The Digital Millennium Copyright Act (DMCA) is a 1998 United States copyright law that implements two 1996 treaties of the World Intellectual Property Organization (WIPO).

The DMCA provides guidelines and procedures for copyright holders to protect their intellectual property rights on the internet and outlines the responsibilities of online service providers (OSPs) in addressing copyright infringement claims.

Notice and Takedown Process:

Under the DMCA, copyright holders can submit a formal copyright infringement notification, known as a DMCA takedown notice, to OSPs when they discover unauthorized use of their copyrighted material on their platforms. The takedown notice should contain specific information as outlined in Section 512(c)(3) of the DMCA, including:

  1. A physical or electronic signature of the copyright owner or their authorized representative.
  2. Identification of the copyrighted work(s) claimed to have been infringed.
  3. Identification of the infringing material and its location on the OSP's website or service.
  4. Contact information of the copyright owner or their authorized representative.
  5. A statement that the notifier has a good faith belief that the use of the material is not authorized by the copyright owner, its agent, or the law.
  6. A statement that the information in the notification is accurate and, under penalty of perjury, that the notifier is authorized to act on behalf of the copyright owner.

Upon receipt of a valid DMCA takedown notice, the OSP is required to expeditiously remove or disable access to the infringing material to qualify for safe harbor protection under the DMCA.

Counter-Notice Process:

If a user believes that their content was mistakenly taken down or wrongly identified as infringing, they have the option to submit a counter-notification to the OSP. The counter-notice should contain the following information, as specified in Section 512(g)(3) of the DMCA:

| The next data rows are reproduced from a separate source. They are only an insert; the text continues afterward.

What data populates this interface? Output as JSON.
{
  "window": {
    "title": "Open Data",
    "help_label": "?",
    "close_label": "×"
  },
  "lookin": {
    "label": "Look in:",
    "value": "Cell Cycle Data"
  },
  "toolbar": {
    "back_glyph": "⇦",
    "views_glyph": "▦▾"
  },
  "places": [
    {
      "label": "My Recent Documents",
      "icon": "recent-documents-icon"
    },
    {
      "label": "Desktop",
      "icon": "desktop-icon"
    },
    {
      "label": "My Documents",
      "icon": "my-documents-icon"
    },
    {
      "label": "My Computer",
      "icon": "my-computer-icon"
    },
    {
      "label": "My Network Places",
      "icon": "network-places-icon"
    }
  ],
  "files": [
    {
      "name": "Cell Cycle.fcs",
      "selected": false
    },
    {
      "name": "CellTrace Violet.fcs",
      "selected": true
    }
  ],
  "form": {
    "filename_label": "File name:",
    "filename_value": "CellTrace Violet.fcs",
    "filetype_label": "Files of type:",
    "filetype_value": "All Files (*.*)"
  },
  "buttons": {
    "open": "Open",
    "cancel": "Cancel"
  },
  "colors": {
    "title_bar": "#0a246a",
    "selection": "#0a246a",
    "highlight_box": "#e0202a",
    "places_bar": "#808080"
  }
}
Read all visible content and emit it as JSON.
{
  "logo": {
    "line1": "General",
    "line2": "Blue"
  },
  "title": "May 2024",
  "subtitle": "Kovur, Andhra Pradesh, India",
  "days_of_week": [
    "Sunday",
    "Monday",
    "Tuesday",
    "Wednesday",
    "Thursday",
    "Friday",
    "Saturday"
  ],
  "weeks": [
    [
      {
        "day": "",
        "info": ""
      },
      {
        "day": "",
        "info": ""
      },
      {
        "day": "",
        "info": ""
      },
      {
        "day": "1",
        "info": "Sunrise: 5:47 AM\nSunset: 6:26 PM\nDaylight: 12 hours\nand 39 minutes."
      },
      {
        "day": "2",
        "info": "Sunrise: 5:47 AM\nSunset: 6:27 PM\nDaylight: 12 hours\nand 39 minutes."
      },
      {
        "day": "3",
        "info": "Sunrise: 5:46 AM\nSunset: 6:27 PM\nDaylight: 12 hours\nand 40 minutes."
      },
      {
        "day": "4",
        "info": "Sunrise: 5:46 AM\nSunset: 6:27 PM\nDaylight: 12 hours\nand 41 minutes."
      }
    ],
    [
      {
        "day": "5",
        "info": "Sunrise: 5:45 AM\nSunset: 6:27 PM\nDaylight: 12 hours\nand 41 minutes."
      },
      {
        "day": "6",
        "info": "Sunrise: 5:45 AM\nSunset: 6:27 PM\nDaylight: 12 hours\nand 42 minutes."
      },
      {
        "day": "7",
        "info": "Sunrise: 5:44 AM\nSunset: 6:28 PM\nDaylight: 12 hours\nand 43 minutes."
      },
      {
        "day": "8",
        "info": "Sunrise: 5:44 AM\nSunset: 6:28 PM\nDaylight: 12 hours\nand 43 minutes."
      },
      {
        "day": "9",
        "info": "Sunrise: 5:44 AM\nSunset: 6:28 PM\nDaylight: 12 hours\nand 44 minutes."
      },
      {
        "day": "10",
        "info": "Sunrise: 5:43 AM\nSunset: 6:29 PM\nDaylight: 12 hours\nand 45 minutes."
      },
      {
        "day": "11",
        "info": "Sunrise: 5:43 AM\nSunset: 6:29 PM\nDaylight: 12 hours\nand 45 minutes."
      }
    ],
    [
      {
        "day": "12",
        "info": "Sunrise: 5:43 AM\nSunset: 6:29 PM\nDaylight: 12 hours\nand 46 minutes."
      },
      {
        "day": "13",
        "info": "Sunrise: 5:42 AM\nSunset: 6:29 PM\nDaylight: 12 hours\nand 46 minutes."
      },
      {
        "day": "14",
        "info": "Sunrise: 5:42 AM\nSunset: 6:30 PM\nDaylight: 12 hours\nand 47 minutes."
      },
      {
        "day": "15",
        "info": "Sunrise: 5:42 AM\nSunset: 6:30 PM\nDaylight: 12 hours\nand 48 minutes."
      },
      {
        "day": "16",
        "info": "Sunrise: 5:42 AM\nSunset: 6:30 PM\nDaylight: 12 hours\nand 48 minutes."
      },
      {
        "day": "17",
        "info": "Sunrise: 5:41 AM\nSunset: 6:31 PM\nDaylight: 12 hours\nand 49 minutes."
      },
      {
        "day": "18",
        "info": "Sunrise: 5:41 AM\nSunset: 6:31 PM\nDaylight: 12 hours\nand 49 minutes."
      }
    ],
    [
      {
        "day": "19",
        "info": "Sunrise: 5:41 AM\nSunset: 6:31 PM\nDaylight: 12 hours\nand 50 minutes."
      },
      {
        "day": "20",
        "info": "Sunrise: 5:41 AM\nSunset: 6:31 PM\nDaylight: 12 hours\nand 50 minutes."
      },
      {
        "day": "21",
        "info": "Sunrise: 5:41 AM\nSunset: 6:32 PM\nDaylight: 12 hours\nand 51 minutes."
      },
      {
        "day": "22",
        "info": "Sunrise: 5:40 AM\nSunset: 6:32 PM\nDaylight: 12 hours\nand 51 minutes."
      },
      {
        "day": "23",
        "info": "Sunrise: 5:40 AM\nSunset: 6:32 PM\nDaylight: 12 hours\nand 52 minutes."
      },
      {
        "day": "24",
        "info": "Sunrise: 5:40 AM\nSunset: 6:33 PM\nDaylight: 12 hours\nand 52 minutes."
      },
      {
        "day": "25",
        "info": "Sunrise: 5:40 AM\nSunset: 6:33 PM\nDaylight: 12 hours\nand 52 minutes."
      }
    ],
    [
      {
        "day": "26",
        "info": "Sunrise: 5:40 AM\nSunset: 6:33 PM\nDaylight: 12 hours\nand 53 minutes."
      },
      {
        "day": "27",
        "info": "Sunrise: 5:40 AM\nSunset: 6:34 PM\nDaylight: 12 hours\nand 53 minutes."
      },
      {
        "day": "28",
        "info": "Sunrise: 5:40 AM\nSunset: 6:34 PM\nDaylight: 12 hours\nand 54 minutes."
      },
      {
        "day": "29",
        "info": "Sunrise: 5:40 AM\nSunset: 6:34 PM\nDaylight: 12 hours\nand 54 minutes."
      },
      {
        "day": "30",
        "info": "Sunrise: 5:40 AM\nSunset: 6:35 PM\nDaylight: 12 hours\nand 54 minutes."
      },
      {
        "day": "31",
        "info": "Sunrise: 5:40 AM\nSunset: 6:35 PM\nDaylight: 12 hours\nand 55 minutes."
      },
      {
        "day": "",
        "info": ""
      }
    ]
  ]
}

  1. A physical or electronic signature of the user.
  2. Identification of the material that has been removed or disabled and its previous location.
  3. A statement, under penalty of perjury, that the user has a good faith belief that the material was removed or disabled as a result of mistake or misidentification.
  4. User's name, address, phone number, and email address.
  5. Consent to the jurisdiction of the federal court in the user's district or, if outside the United States, consent to any appropriate judicial district in which the OSP may be found.
  6. A statement that the user will accept service of process from the person who provided the original takedown notice or their agent.

If the OSP receives a valid counter-notification, they may restore the removed content within a specified period, unless the copyright owner files a lawsuit to restrain the restoration.

Safe Harbor Protection:

OSPs that comply with the DMCA's notice and takedown procedures may qualify for safe harbor protection from liability for copyright infringement. This means that they may not be held legally responsible for the infringing activities of their users, provided they promptly and properly respond to valid takedown notices and comply with the DMCA's requirements.

Repeat Infringers Policy:

In order to maintain safe harbor protection, OSPs are also required to adopt and implement a policy to terminate or disable repeat infringers' accounts under appropriate circumstances.

Live-TV-Channels is committed to respecting intellectual property rights and complying with the DMCA's requirements. If you believe that your copyrighted work has been infringed on our website, please follow the procedures outlined in our Copyright - Notification of Infringement policy.

For any questions or concerns related to the DMCA or our copyright practices, please contact us here.